Most professional 3D scanners capture images using a technique known as structured light. A projector casts a series of light patterns on an object, while a camera captures images of the object. The ways in which those patterns deform over and around an object can be used to render a 3D image. But for the technique to work, the pattern projector and the camera have to be precisely synchronized, which requires specialized and expensive hardware.

The algorithm Gabriel Taubin, associate professor of engineering and computer science, and his students have developed, however, enables the structured light technique to be done without synchronization between projector and camera, which means an off-the-shelf camera can be used with an untethered structured light flash. The camera just needs to have the ability to capture uncompressed images in burst mode (several successive frames per second), which many DSLR cameras and smartphones can do.

After the camera captures a burst of images, the algorithm calibrates the timing of the image sequence using the binary information embedded in the projected pattern. Then it goes through the images, pixel by pixel, to assemble a new sequence of images that captures each pattern in its entirety. Once the complete pattern images are assembled, a standard structured light 3D reconstruction algorithm can be used to create a single 3D image of the object or space.

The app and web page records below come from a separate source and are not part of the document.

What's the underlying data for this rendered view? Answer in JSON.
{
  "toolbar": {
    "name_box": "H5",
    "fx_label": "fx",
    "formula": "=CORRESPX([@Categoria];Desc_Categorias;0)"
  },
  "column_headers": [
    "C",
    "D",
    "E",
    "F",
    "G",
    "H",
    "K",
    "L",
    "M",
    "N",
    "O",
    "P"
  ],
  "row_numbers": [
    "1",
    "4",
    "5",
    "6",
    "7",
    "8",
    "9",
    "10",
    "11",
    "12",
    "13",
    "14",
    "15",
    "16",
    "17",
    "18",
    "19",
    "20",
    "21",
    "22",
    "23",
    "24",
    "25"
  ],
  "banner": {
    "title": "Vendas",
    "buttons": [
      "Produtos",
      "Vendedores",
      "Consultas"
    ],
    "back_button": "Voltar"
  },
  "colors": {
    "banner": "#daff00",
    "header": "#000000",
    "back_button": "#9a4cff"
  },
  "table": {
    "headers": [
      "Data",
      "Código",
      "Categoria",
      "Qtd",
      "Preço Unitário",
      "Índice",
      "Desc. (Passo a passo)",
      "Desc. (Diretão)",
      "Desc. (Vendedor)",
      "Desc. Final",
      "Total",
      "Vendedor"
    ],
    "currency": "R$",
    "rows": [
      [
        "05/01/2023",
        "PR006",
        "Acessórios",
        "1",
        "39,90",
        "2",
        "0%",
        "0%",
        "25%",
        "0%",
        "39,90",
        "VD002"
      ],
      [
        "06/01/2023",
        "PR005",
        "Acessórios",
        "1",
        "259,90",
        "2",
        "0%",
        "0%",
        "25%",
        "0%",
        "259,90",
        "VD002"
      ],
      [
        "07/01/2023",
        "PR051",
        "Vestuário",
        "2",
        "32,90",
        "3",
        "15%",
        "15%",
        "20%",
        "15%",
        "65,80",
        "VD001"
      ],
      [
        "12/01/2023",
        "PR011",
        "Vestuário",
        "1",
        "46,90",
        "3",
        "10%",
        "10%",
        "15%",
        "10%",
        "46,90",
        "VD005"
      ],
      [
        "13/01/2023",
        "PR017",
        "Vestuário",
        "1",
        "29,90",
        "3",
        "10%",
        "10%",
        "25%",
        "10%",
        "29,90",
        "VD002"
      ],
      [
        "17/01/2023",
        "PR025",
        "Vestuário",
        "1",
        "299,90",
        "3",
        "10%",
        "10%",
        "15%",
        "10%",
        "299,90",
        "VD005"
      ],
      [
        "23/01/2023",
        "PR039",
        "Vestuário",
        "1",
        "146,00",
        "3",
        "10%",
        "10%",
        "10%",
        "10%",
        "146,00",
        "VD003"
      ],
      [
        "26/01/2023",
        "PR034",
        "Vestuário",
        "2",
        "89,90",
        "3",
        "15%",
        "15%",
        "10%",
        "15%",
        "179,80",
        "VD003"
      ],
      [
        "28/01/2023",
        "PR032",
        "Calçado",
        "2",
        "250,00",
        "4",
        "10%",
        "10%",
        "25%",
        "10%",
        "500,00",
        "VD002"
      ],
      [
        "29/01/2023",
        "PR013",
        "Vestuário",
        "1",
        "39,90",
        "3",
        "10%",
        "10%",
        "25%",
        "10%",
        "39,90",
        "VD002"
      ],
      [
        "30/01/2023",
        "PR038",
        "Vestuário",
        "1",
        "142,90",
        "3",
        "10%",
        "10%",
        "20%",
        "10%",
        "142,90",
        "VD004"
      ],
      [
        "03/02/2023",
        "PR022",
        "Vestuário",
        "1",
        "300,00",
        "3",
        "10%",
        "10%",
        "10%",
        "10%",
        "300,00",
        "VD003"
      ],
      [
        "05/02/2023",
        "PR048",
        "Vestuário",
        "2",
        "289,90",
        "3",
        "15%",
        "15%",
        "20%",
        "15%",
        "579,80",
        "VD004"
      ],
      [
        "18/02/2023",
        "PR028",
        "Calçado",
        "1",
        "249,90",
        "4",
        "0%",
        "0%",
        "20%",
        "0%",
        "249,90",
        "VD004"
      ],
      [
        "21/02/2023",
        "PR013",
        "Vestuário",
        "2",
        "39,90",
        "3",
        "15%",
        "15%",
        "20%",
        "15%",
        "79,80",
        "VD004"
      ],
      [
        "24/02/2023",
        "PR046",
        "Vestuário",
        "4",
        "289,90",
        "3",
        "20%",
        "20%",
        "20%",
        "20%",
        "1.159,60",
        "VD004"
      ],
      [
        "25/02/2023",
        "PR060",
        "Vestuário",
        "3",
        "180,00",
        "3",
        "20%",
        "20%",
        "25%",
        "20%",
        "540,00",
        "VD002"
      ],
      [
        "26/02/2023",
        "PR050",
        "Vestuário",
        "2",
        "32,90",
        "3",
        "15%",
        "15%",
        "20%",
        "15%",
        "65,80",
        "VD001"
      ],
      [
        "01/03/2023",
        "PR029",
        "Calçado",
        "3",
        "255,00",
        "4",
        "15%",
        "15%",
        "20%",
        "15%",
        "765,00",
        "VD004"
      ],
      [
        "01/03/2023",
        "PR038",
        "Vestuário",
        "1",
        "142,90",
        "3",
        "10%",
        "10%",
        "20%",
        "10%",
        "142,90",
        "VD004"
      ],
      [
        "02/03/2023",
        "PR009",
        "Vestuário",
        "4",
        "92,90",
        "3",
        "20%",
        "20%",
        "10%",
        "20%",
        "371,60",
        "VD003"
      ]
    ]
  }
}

During testing, the researchers used a standard structured light projector, but the team envisions working to develop a structured light flash that could eventually be used as an attachment to any camera, now that there's an algorithm that can properly assemble the images.